As per the usual routine with most hackathons, teams were given the usual 24 hours to complete their hacks. The twist was that they had to convert data into New York themed art.  When the “games” began, I teamed up with my buddy Justin from the Startup Institute.

Our idea: ever since the birth of the stock market, traders and investors could only see how their portfolio was doing.  We wanted to change this. Investors should be able to hear how their investments are doing, like a beautiful symphony of dollar signs!  The idea was,  if your stocks are doing well, they would play a harmonious tune and if your stocks are doing bad, they would sound like a soundtrack out of a horror film.
With Justin sporting his music and front end development skills and me rocking the front and back end game, we set off for the gold.

As we hacked our hearts out, we also dined on meals some of the best food I’ve ever had at a hackathon.  It truly was like eating at a five star restaurant – delicious salmon, paninis, coconut water; the list goes on and on.
When the countdown struck zero, it was time for each team to present their ideas. The judges went to deliberate, and we were escorted to room to await the final decision. The open bar looked like something straight out of The Matrix, specifically the scene where Morpheus asks Neo to choose to take either the blue pill or the red pill.
Soho House x 3beards Hackathon- My Climb for the Silver


Third place went to a team who developed an application that allowed users to take pictures and overlay them one on top of the other to form superimposed photos. Second place went to me and Justin for our app which, as previously mentioned, converts a stock’s performance into audio. Check out our app here and let me know what you think! First place went to team ChillZone who developed an “anti-Foursquare”.  Their app looks at NYC Facebook checkins and determines if certain spots are crowded or not.  Less crowded spots are deemed “chill-zones” to go to and, well, just chill.
There were many awesome ideas and, as the British often practices (3beards is a British company), everybody got a prize in the end!  I walked away with some sweet Ten shades (pictured above). Thanks for a great time Soho House and 3beards!


Wrapping up a month of APIs: API Strat & Practice

By Tyler Nappy

I just wrapped up an API heavy month, with our last stop in Chicago where we sponsored the API Strategy & Practice Conference.  It was three days of great talks, cool goodies, and a hackathon unlike anything I’ve experienced before.

Wrapping up a month of APIs- API Strat & Practice

While your typical hackathon is an intense weekend of coding and building one idea or MVP, API Strat’s speed hack was just as the name suggests, about speed.
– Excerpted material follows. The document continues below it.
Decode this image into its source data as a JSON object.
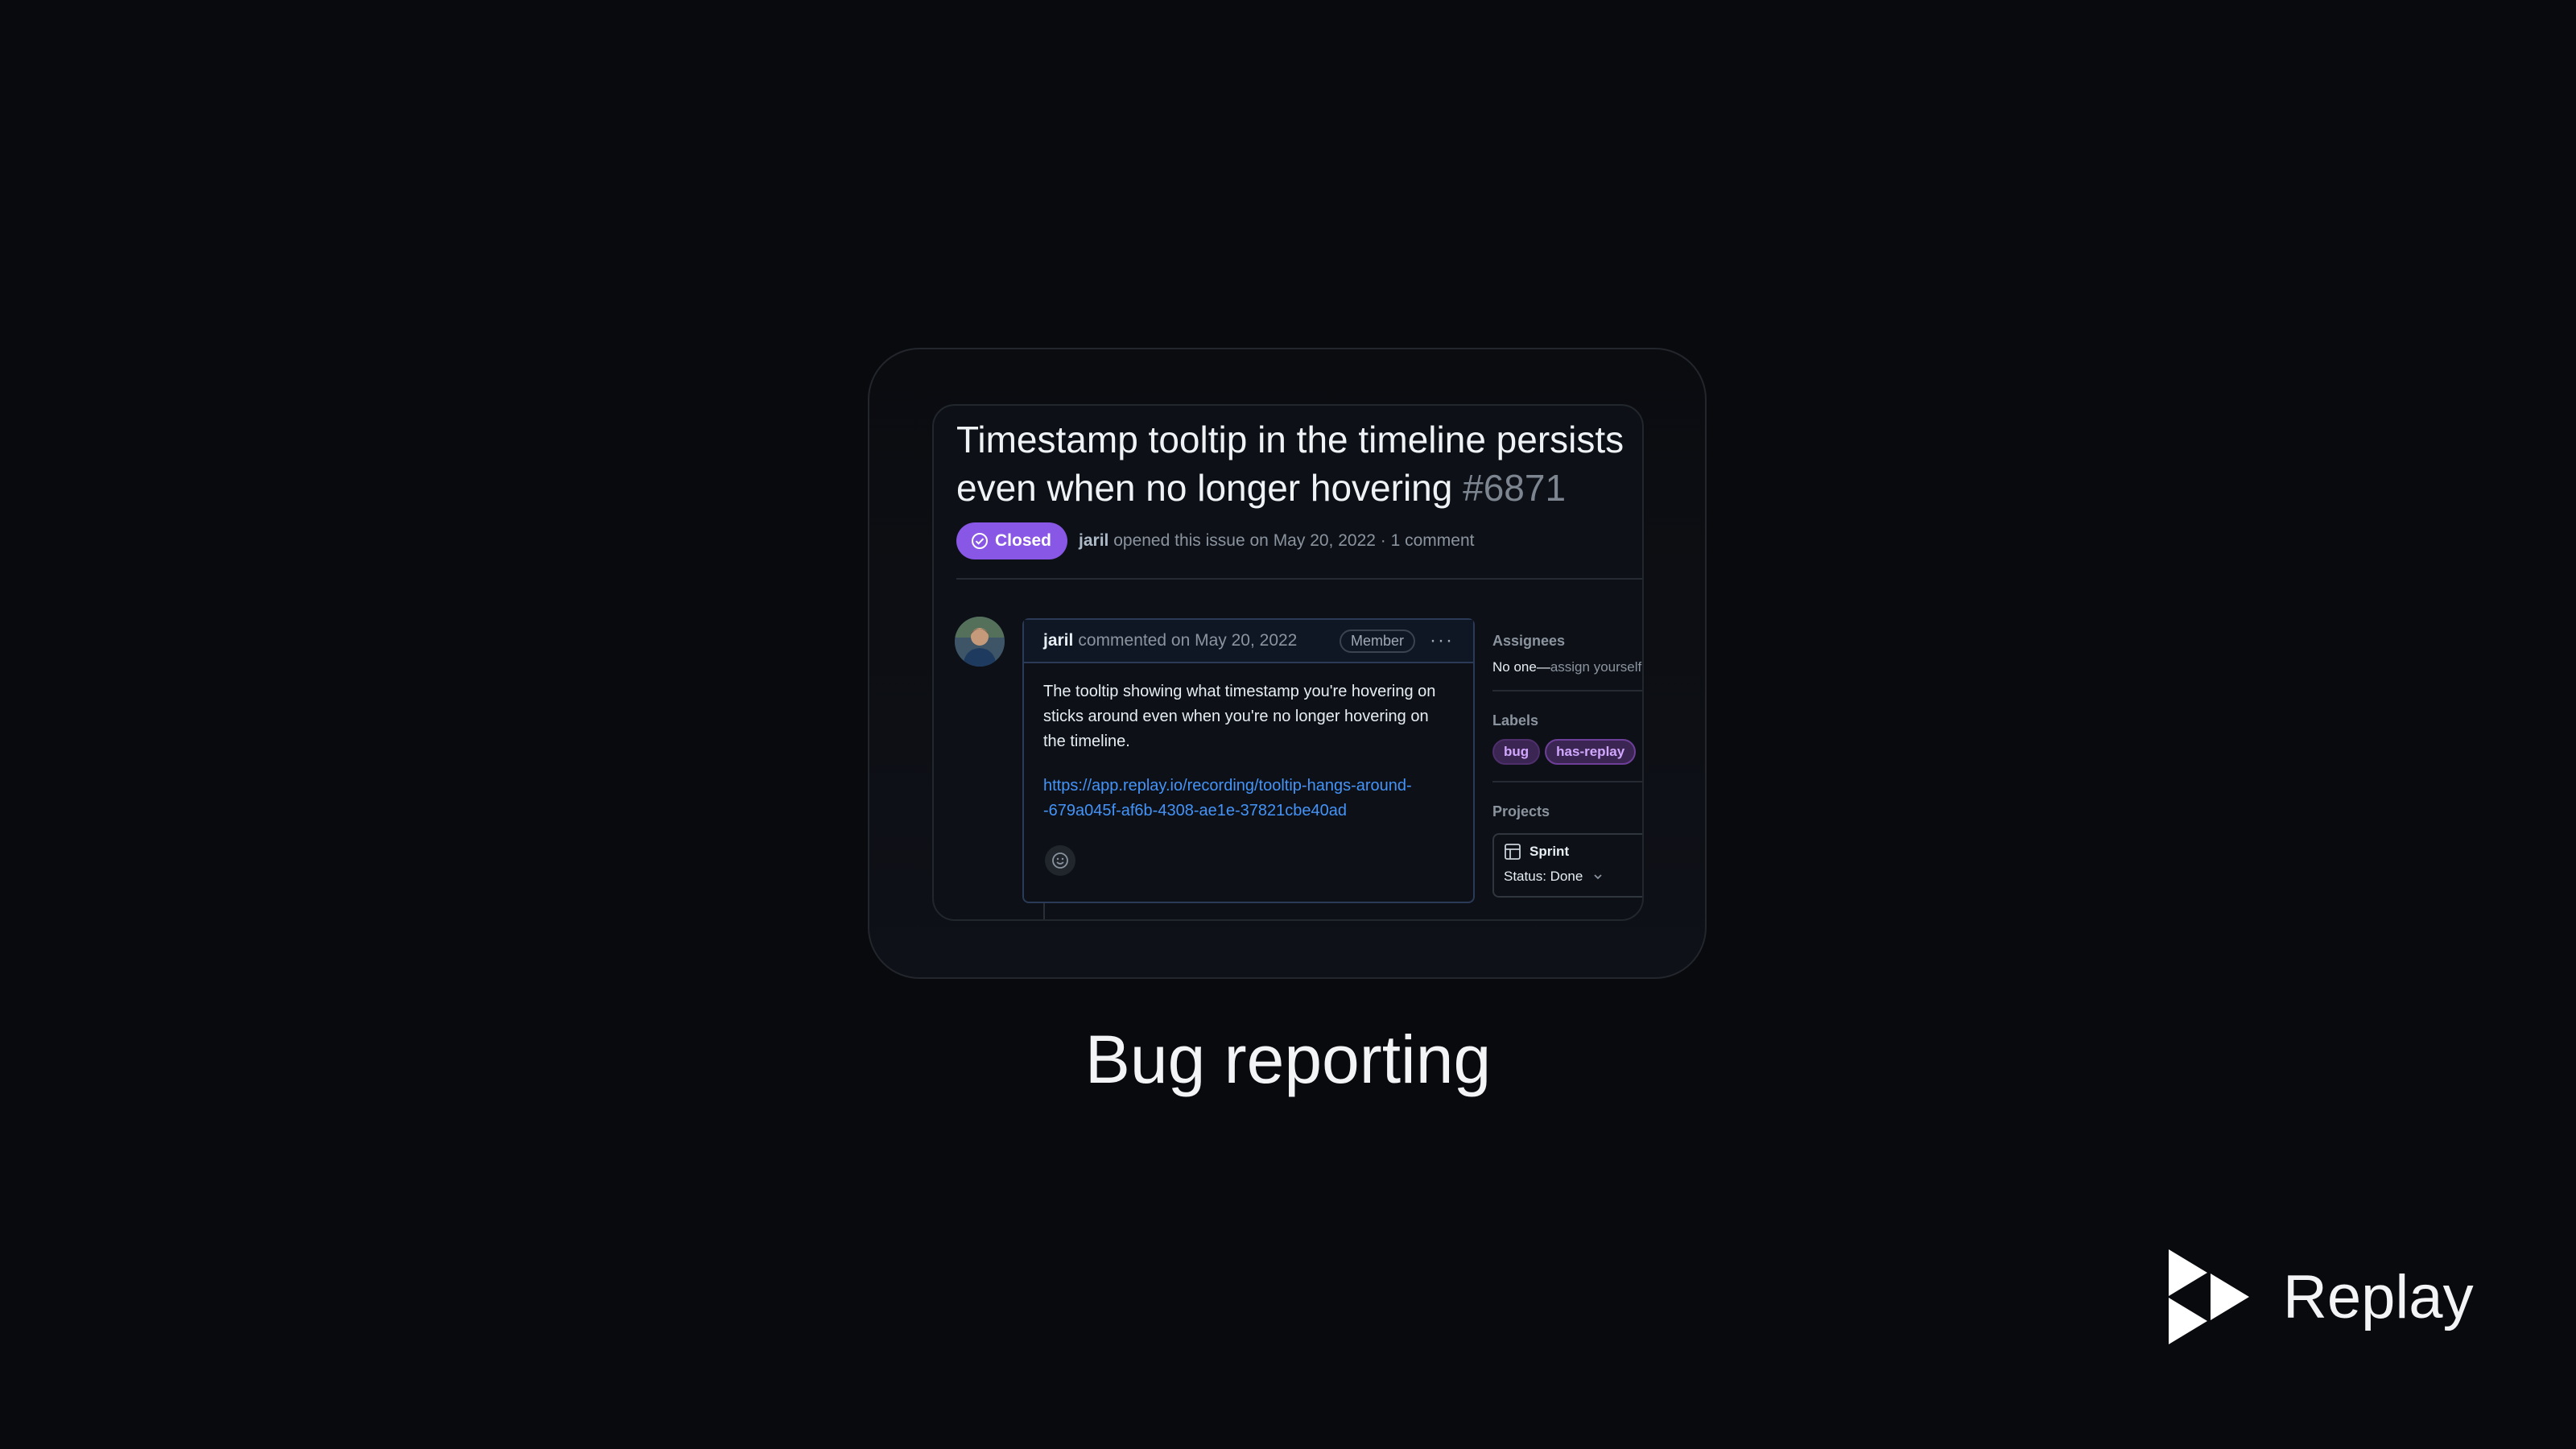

Teams were presented with a series of timed API challenges – over the course of 3 hours, sponsors would throw out various problems to solve. The best part was that teams could earn extra points from other acts of creativity and bravery, including dressing up in costumes and performing API-themed songs.

I had the pleasure hearing a remix of “Ice, Ice, Baby” that incorporated API-themed references in place of Vanilla Ice’s eloquent lyrics.  Another participant went on stage, busted out a ukulele and performed another great API themed song.  It was a very refreshing take on APIs, a great time for the judges and contestants alike.
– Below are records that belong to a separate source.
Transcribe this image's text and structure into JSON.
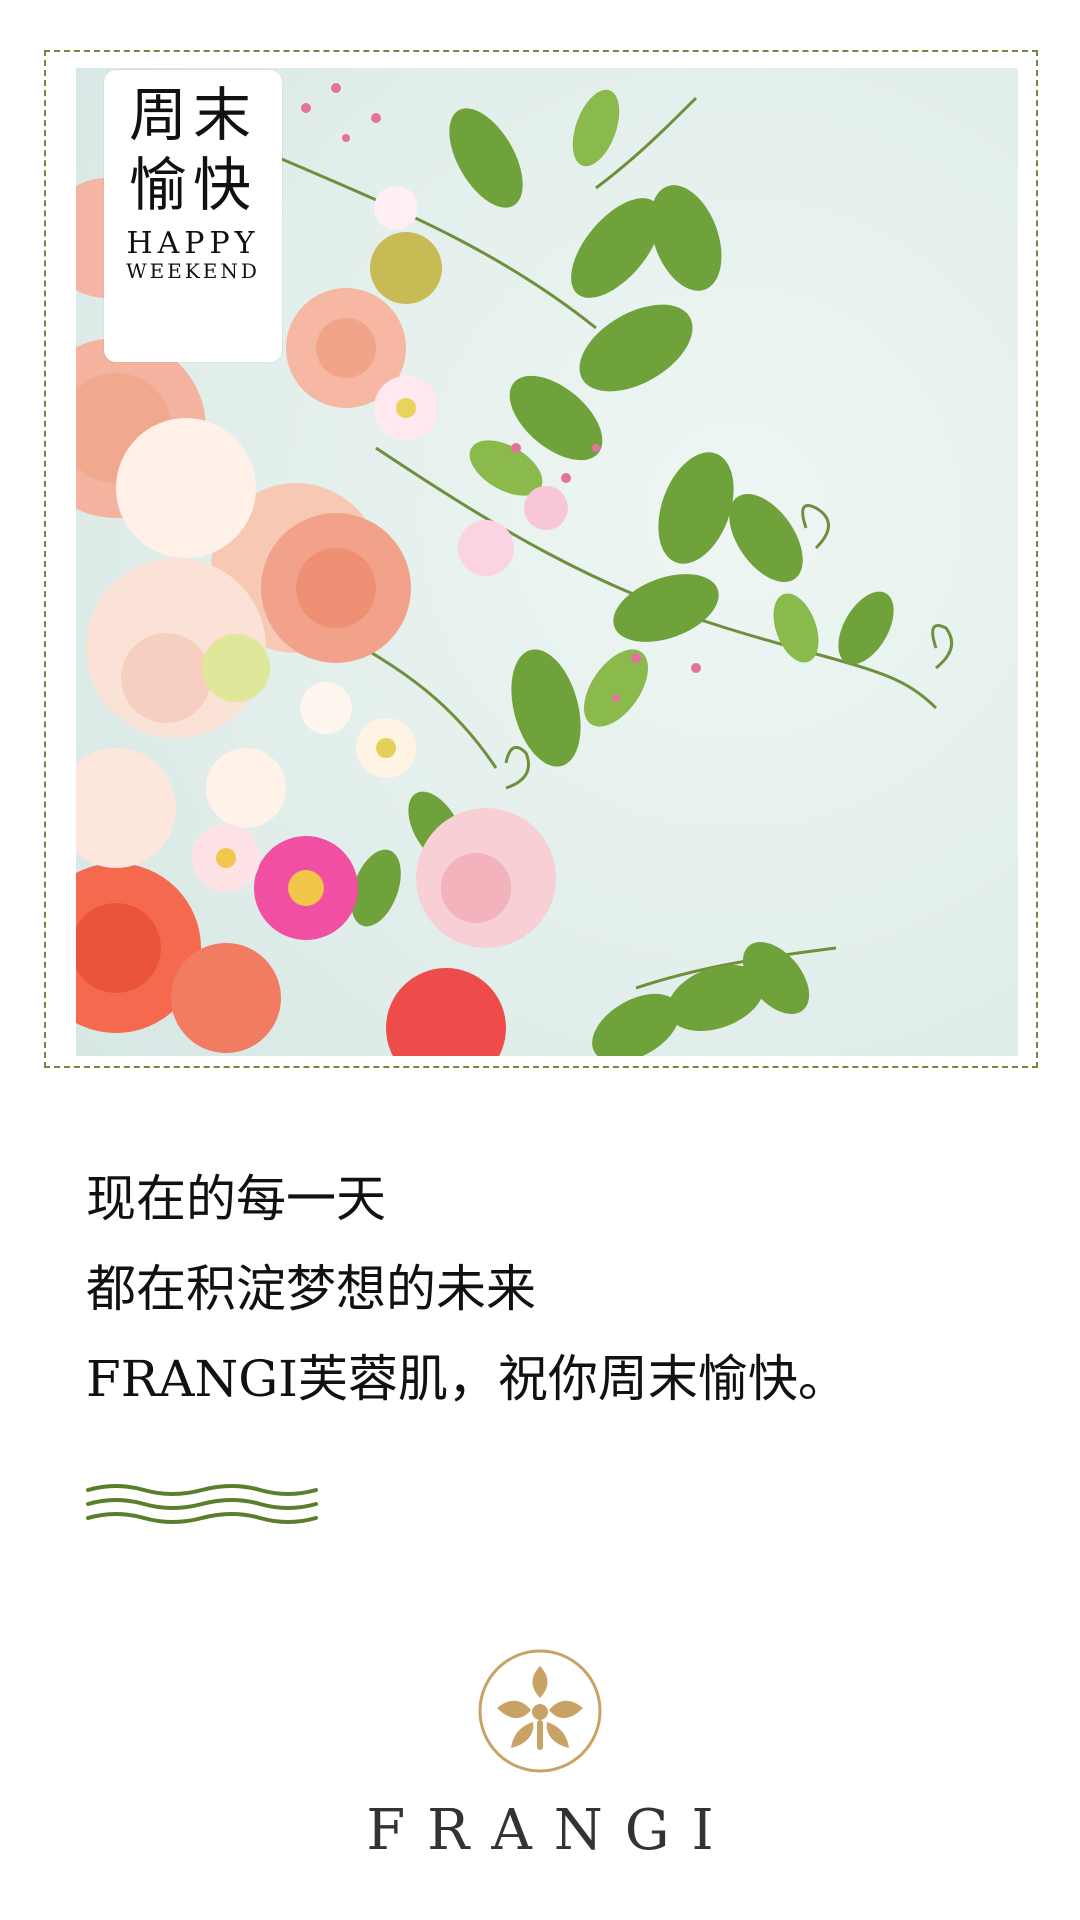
{
  "badge": {
    "title_cn": "周末\n愉快",
    "title_en_line1": "HAPPY",
    "title_en_line2": "WEEKEND"
  },
  "message": {
    "lines": [
      "现在的每一天",
      "都在积淀梦想的未来",
      "FRANGI芙蓉肌，祝你周末愉快。"
    ]
  },
  "brand": {
    "name": "FRANGI",
    "gold": "#c8a365",
    "text_color": "#333333"
  },
  "colors": {
    "frame": "#6d8a3e",
    "wave": "#5a7f2c",
    "photo_bg": "#e3efec"
  },
  "icons": {
    "logo": "frangi-emblem-icon",
    "decor": "wave-lines-icon"
  }
}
While there, I also gave a talk on email parsing and how to integrate it into your app.  Some other great talks included Twilio with a live coding session on a new MMS feature they had just rolled out — I have to say, it’s pretty awesome. Our friends at Traitify also presented on how users can benefit from using their API,  a Myers-Briggs test only API’ified.  There were so many more great, informative presentations – the list goes on.

In utmost conclusion – it was a blast meeting everyone at API Strat. Thanks for the great time, Chicago! We’ll be back in the area in late November for WildHacks.  Very much looking forward to being back in the area! Let us know if you’ll be around.